The edible part of this Middle Eastern native fruit are its seeds, also known as arils. Cutting a pomegranate in half reveals masses of small, dark-colored pea-sized arils, each one covered with a slippery, juicy pulp. Biting into a spoonful of seeds yields a mouthful of sweetness tempered with just the right amount of tartness to produce a flavorful punch combined with a satisfying crunch as the seeds are chewed.
With 200 to 1,400 seeds per fruit — pomegranates vary from the size of a small navel orange to the girth of a medium-sized grapefruit — a single pomegranate lasts for about a week in our two-person household. Maybe less if I fail to practice self-control.
As much as I look forward to pomegranate season each year, I wasn’t always a fan. When I was growing up, I recall neither eating one nor even trying one when I was a young adult. My introduction to this seasonal delicacy happened within the last decade when, out of curiosity, I decided to give one a try.
I’ve always been curious about different foods. When I see an unfamiliar fruit or vegetable in the produce bins, my interest is piqued even if I have no idea what the item tastes like or how it’s prepared.
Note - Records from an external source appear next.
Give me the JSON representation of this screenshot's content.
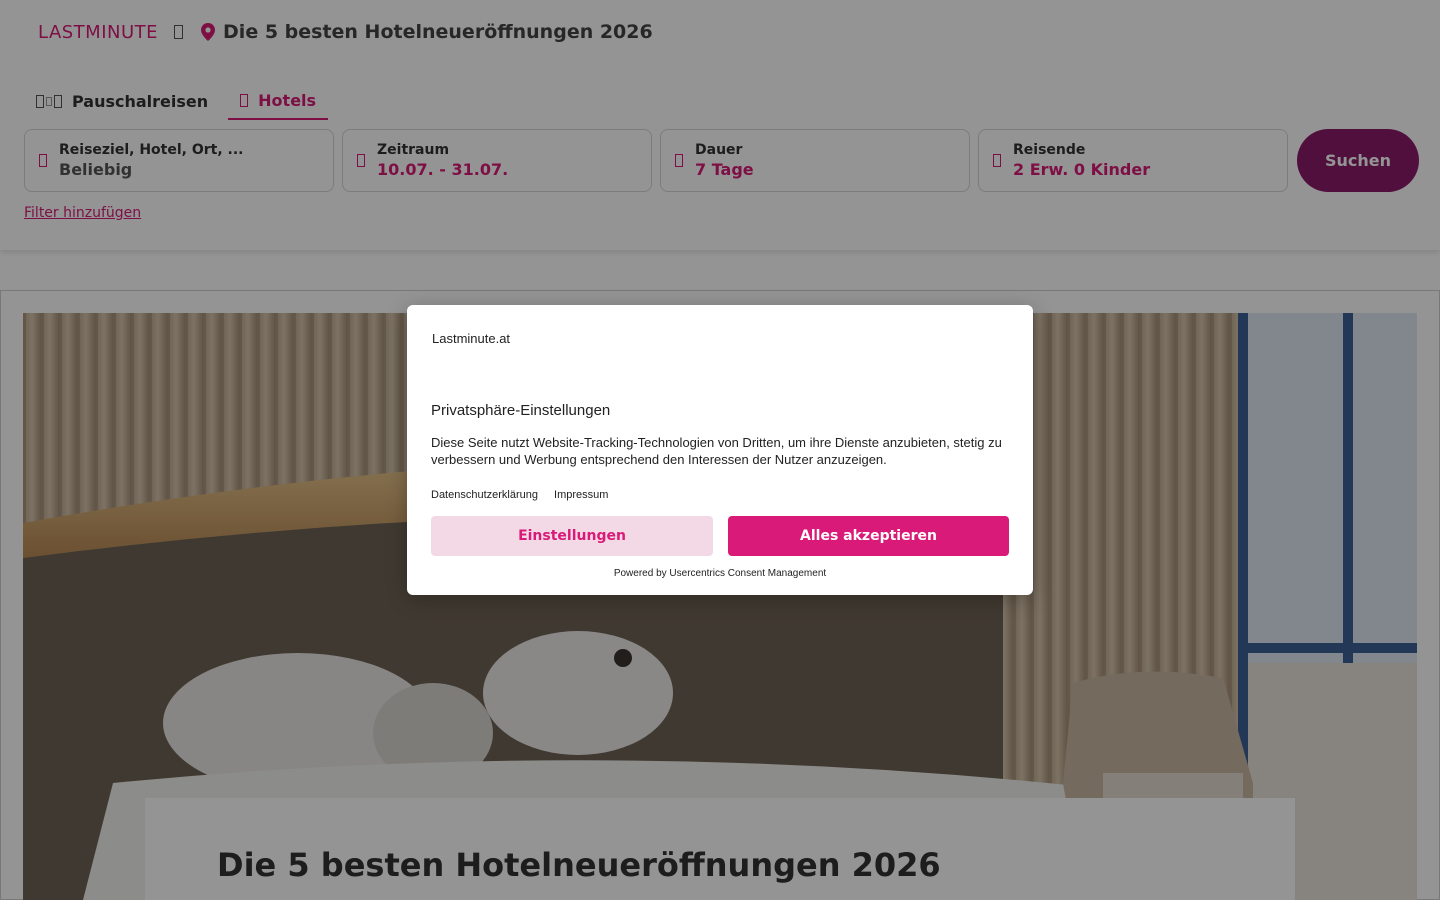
{
  "header": {
    "logo": "LASTMINUTE",
    "breadcrumb_title": "Die 5 besten Hotelneueröffnungen 2026"
  },
  "tabs": [
    {
      "label": "Pauschalreisen",
      "active": false
    },
    {
      "label": "Hotels",
      "active": true
    }
  ],
  "search": {
    "destination": {
      "label": "Reiseziel, Hotel, Ort, ...",
      "value": "Beliebig"
    },
    "period": {
      "label": "Zeitraum",
      "value": "10.07. - 31.07."
    },
    "duration": {
      "label": "Dauer",
      "value": "7 Tage"
    },
    "travelers": {
      "label": "Reisende",
      "value": "2 Erw. 0 Kinder"
    },
    "button": "Suchen",
    "filter_link": "Filter hinzufügen"
  },
  "article": {
    "title": "Die 5 besten Hotelneueröffnungen 2026"
  },
  "consent": {
    "logo_alt": "Lastminute.at",
    "title": "Privatsphäre-Einstellungen",
    "text": "Diese Seite nutzt Website-Tracking-Technologien von Dritten, um ihre Dienste anzubieten, stetig zu verbessern und Werbung entsprechend den Interessen der Nutzer anzuzeigen.",
    "links": [
      "Datenschutzerklärung",
      "Impressum"
    ],
    "settings_button": "Einstellungen",
    "accept_button": "Alles akzeptieren",
    "powered_by": "Powered by Usercentrics Consent Management"
  },
  "colors": {
    "brand": "#d91a78",
    "search_button": "#8a1b6a"
  }
}
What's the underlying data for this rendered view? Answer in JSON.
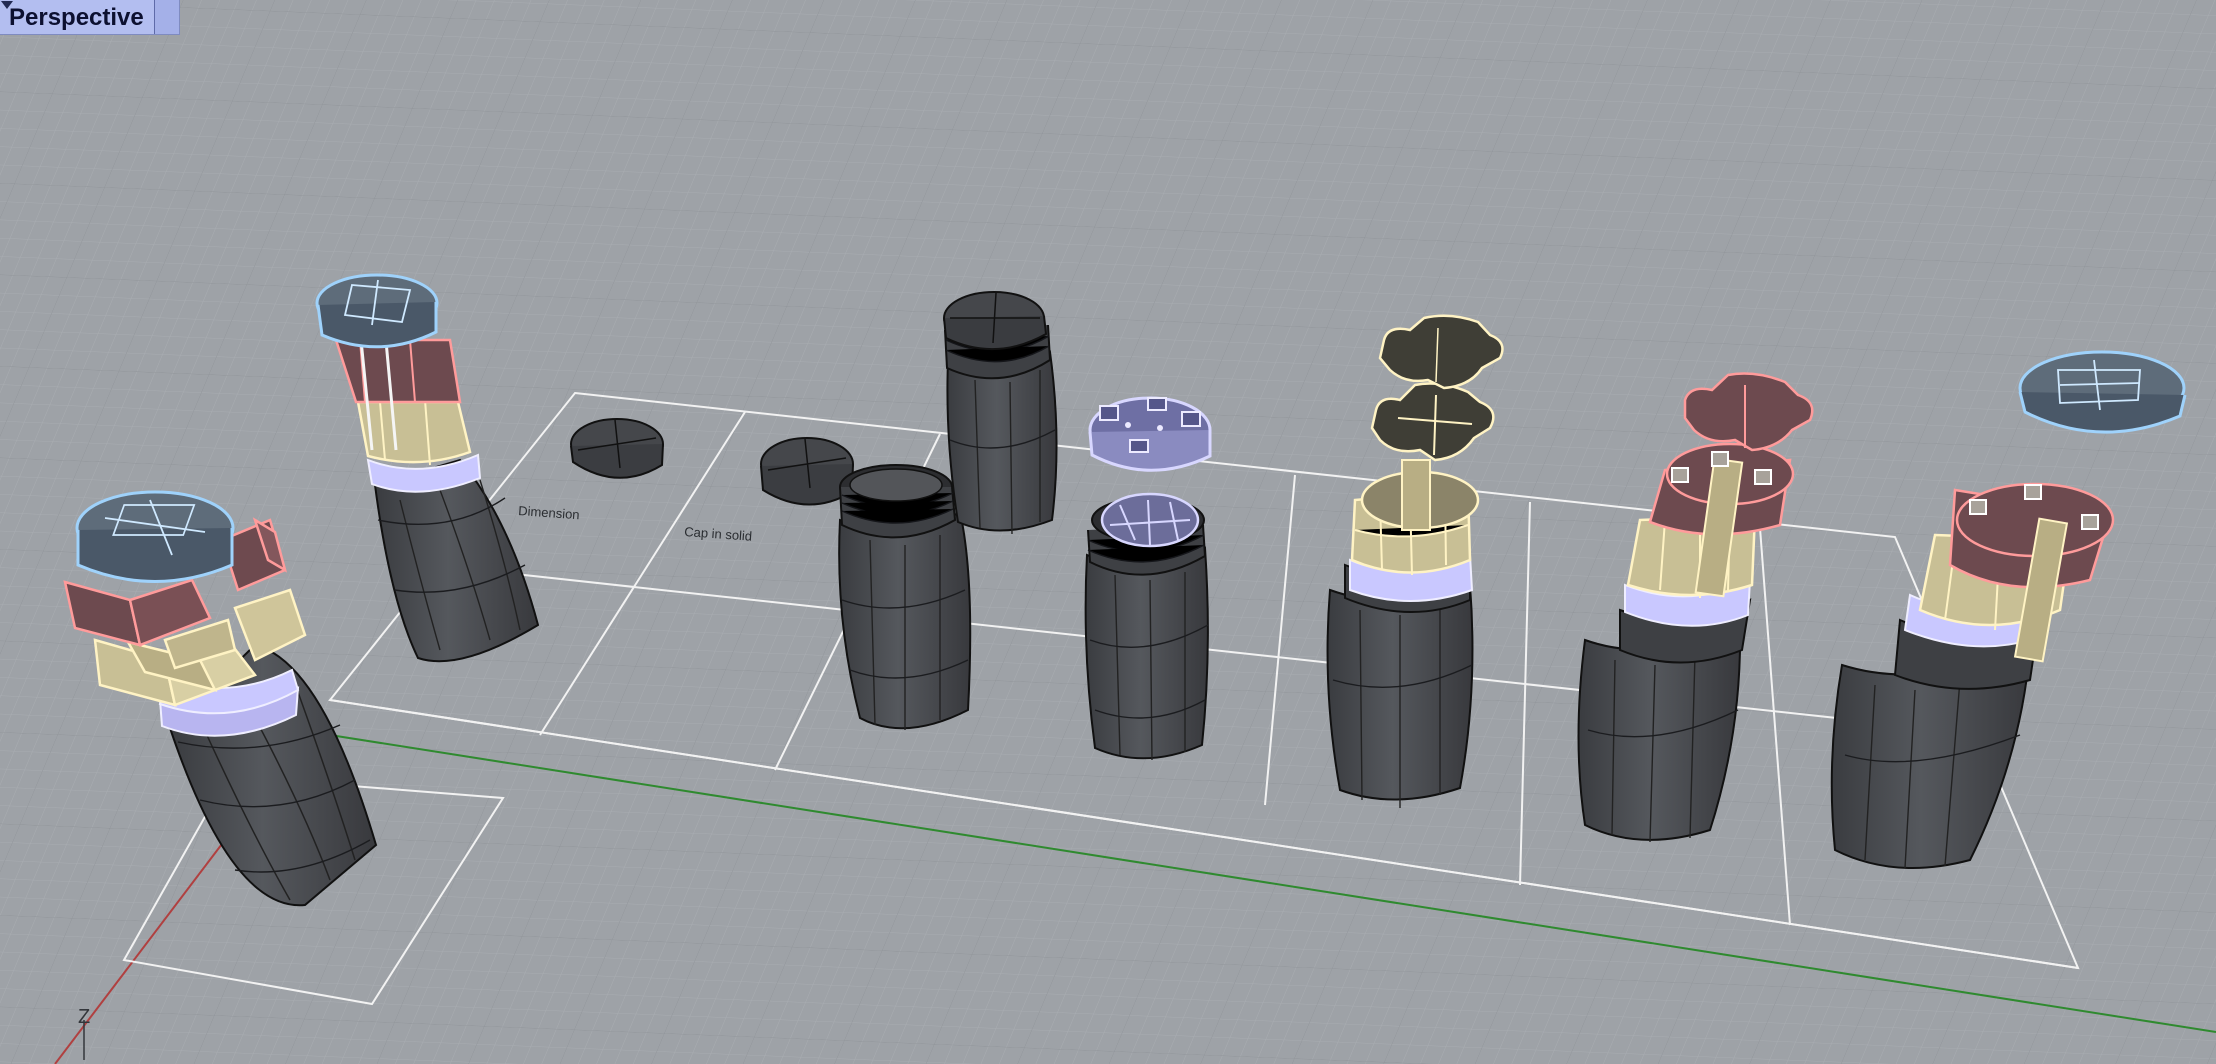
{
  "viewport": {
    "title": "Perspective",
    "dropdown_icon": "triangle-down-icon",
    "axis_label": "Z",
    "labels": {
      "dimension": "Dimension",
      "cap_in_solid": "Cap in solid"
    }
  },
  "colors": {
    "background": "#9ea2a7",
    "grid_minor": "#a7abb0",
    "grid_major": "#8e9297",
    "x_axis": "#b04040",
    "y_axis": "#2f8a2f",
    "tab_background": "#b3bef0",
    "selection_blue": "#8fc4f2",
    "selection_red": "#ff9b9b",
    "selection_yellow": "#fff0b0",
    "selection_lavender": "#c9c8ff",
    "bottle_dark": "#46484d"
  }
}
These days, learning about unfamiliar foods is easy, thanks to Google and YouTube. Type ‘How to eat a pomegranate’ into the computer’s search bar and more than a million instructional videos and Web page results appear.
I’ve watched a good many ‘how-to’ videos on the subject, but my preferred method remains a slow and pleasant process by the kitchen sink in which seeding a pomegranate forces me to practice patience.
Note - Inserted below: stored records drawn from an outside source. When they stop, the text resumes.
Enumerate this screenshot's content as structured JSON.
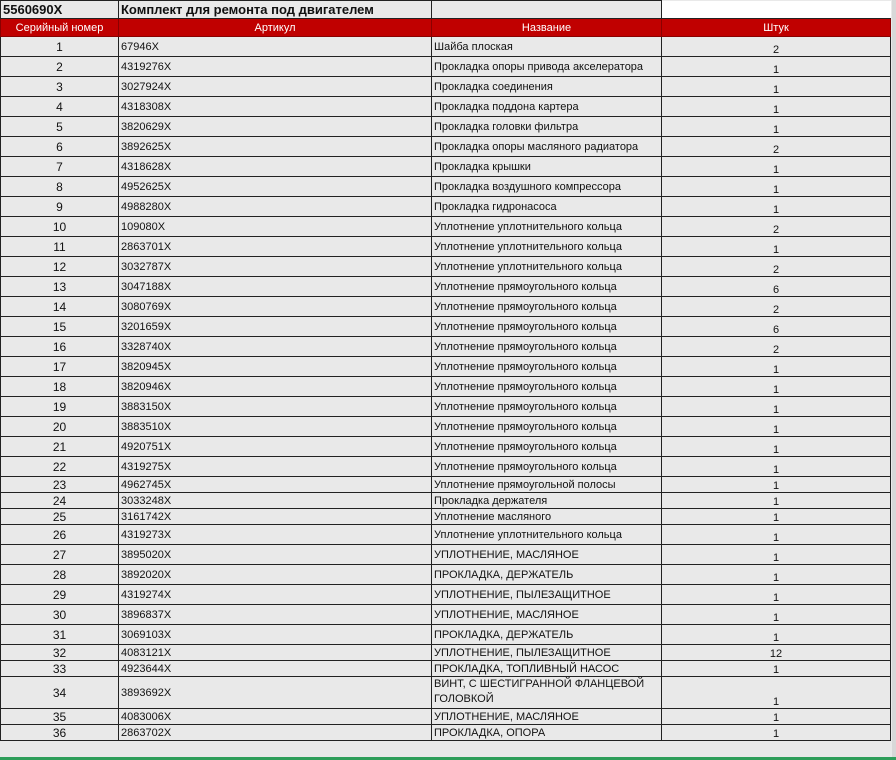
{
  "sheet": {
    "code": "5560690X",
    "title": "Комплект для ремонта под двигателем",
    "headers": [
      "Серийный номер",
      "Артикул",
      "Название",
      "Штук"
    ],
    "rows": [
      {
        "n": "1",
        "art": "67946X",
        "name": "Шайба плоская",
        "qty": "2"
      },
      {
        "n": "2",
        "art": "4319276X",
        "name": "Прокладка опоры привода акселератора",
        "qty": "1"
      },
      {
        "n": "3",
        "art": "3027924X",
        "name": "Прокладка соединения",
        "qty": "1"
      },
      {
        "n": "4",
        "art": "4318308X",
        "name": "Прокладка поддона картера",
        "qty": "1"
      },
      {
        "n": "5",
        "art": "3820629X",
        "name": "Прокладка головки фильтра",
        "qty": "1"
      },
      {
        "n": "6",
        "art": "3892625X",
        "name": "Прокладка опоры масляного радиатора",
        "qty": "2"
      },
      {
        "n": "7",
        "art": "4318628X",
        "name": "Прокладка крышки",
        "qty": "1"
      },
      {
        "n": "8",
        "art": "4952625X",
        "name": "Прокладка воздушного компрессора",
        "qty": "1"
      },
      {
        "n": "9",
        "art": "4988280X",
        "name": "Прокладка гидронасоса",
        "qty": "1"
      },
      {
        "n": "10",
        "art": "109080X",
        "name": "Уплотнение уплотнительного кольца",
        "qty": "2"
      },
      {
        "n": "11",
        "art": "2863701X",
        "name": "Уплотнение уплотнительного кольца",
        "qty": "1"
      },
      {
        "n": "12",
        "art": "3032787X",
        "name": "Уплотнение уплотнительного кольца",
        "qty": "2"
      },
      {
        "n": "13",
        "art": "3047188X",
        "name": "Уплотнение прямоугольного кольца",
        "qty": "6"
      },
      {
        "n": "14",
        "art": "3080769X",
        "name": "Уплотнение прямоугольного кольца",
        "qty": "2"
      },
      {
        "n": "15",
        "art": "3201659X",
        "name": "Уплотнение прямоугольного кольца",
        "qty": "6"
      },
      {
        "n": "16",
        "art": "3328740X",
        "name": "Уплотнение прямоугольного кольца",
        "qty": "2"
      },
      {
        "n": "17",
        "art": "3820945X",
        "name": "Уплотнение прямоугольного кольца",
        "qty": "1"
      },
      {
        "n": "18",
        "art": "3820946X",
        "name": "Уплотнение прямоугольного кольца",
        "qty": "1"
      },
      {
        "n": "19",
        "art": "3883150X",
        "name": "Уплотнение прямоугольного кольца",
        "qty": "1"
      },
      {
        "n": "20",
        "art": "3883510X",
        "name": "Уплотнение прямоугольного кольца",
        "qty": "1"
      },
      {
        "n": "21",
        "art": "4920751X",
        "name": "Уплотнение прямоугольного кольца",
        "qty": "1"
      },
      {
        "n": "22",
        "art": "4319275X",
        "name": "Уплотнение прямоугольного кольца",
        "qty": "1"
      },
      {
        "n": "23",
        "art": "4962745X",
        "name": "Уплотнение прямоугольной полосы",
        "qty": "1"
      },
      {
        "n": "24",
        "art": "3033248X",
        "name": "Прокладка держателя",
        "qty": "1"
      },
      {
        "n": "25",
        "art": "3161742X",
        "name": "Уплотнение масляного",
        "qty": "1"
      },
      {
        "n": "26",
        "art": "4319273X",
        "name": "Уплотнение уплотнительного кольца",
        "qty": "1"
      },
      {
        "n": "27",
        "art": "3895020X",
        "name": "УПЛОТНЕНИЕ, МАСЛЯНОЕ",
        "qty": "1"
      },
      {
        "n": "28",
        "art": "3892020X",
        "name": "ПРОКЛАДКА, ДЕРЖАТЕЛЬ",
        "qty": "1"
      },
      {
        "n": "29",
        "art": "4319274X",
        "name": "УПЛОТНЕНИЕ, ПЫЛЕЗАЩИТНОЕ",
        "qty": "1"
      },
      {
        "n": "30",
        "art": "3896837X",
        "name": "УПЛОТНЕНИЕ, МАСЛЯНОЕ",
        "qty": "1"
      },
      {
        "n": "31",
        "art": "3069103X",
        "name": "ПРОКЛАДКА, ДЕРЖАТЕЛЬ",
        "qty": "1"
      },
      {
        "n": "32",
        "art": "4083121X",
        "name": "УПЛОТНЕНИЕ, ПЫЛЕЗАЩИТНОЕ",
        "qty": "12"
      },
      {
        "n": "33",
        "art": "4923644X",
        "name": "ПРОКЛАДКА, ТОПЛИВНЫЙ НАСОС",
        "qty": "1"
      },
      {
        "n": "34",
        "art": "3893692X",
        "name": "ВИНТ, С ШЕСТИГРАННОЙ ФЛАНЦЕВОЙ ГОЛОВКОЙ",
        "qty": "1"
      },
      {
        "n": "35",
        "art": "4083006X",
        "name": "УПЛОТНЕНИЕ, МАСЛЯНОЕ",
        "qty": "1"
      },
      {
        "n": "36",
        "art": "2863702X",
        "name": "ПРОКЛАДКА, ОПОРА",
        "qty": "1"
      }
    ]
  }
}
While standing over the sink, I cut the fruit in half and proceed to squeeze the juice of one cut half at a time into a large bowl. As the juice drips into the bowl, numerous seeds fall in as well — but not all the seeds. To extract the remaining arils, I use my fingers, which is where patience comes into play. Poking and probing dislodges the seeds. Then, after they’ve fallen into the bowl, I poke around some more to find and remove any white membranes that have adhered to the seeds.
If I’m not careful and fail to focus on what I’m doing, seeds will fly off, and juice will splatter everywhere. However, if I pay attention to the task at hand, my kitchen stays tidy as tasty morsels fill my bowl.
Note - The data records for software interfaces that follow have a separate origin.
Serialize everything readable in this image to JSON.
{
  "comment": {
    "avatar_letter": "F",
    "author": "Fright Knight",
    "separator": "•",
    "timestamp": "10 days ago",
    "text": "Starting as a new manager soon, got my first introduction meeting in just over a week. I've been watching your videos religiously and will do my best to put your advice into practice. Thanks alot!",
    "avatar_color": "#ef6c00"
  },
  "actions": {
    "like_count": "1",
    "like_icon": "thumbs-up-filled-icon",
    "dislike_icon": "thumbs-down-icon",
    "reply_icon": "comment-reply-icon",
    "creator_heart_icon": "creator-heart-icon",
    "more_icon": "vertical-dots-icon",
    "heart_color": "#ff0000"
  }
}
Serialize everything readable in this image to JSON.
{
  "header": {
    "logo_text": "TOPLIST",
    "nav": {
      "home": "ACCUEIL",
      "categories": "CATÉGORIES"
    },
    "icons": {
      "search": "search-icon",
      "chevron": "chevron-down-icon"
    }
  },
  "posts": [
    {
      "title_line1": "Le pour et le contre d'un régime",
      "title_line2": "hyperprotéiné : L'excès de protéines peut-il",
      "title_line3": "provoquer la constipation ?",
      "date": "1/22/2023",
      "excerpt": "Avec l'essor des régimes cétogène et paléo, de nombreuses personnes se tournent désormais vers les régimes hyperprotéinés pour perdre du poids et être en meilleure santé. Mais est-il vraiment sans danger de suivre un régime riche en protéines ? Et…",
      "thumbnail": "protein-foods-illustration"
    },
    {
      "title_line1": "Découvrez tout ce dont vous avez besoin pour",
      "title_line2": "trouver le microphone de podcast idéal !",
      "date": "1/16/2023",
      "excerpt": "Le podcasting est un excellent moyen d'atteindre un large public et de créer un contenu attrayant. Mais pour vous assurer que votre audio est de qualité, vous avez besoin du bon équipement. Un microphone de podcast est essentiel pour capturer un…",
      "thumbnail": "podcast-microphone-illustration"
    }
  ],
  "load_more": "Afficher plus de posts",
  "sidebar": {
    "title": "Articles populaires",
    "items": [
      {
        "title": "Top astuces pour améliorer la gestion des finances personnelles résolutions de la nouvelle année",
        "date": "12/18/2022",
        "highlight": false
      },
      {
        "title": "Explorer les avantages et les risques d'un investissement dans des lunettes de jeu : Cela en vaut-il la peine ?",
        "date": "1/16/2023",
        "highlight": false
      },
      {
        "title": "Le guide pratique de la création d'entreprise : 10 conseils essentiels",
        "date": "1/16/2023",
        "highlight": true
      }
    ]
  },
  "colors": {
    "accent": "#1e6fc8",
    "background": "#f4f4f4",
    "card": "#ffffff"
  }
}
Seeding a pomegranate promotes mindfulness. Separating the seeds from the spongy, white membrane in which they reside takes time. It takes me about 15 minutes from start to finish to fill a bowl with edible seeds and juice from a single pomegranate. Fifteen minutes is not a lot of time, but in our hyper-active lives, we’re often too preoccupied to allow ourselves even a quarter-hour of contemplative practice.
That’s all the more reason to do so, especially during this time of year when pomegranates are plentiful in the produce section. There are many ways to practice patience but few provide the added benefit of tasty, nutritious fruit to eat when practice time is done.
Try a pomegranate. Pick the biggest, reddest, firmest fruit you can find. When you’re ready to eat it, settle down by the kitchen sink for 15 minutes of quiet concentration. Relax. Have fun. Focus on what you’re doing, and enjoy the moment. When you’re done, you’ll be rewarded for your effort by not only having a clearer mind but by having a big bowl of pomegranate seeds to eat by the spoonful.
Delicious — mindfulness doesn’t get much better than this.
I've always tried to keep the juice in the seeds as I remove them — apparently you don't. Do you still eat all of the seeds, even those that have lost their juice?ReplyDelete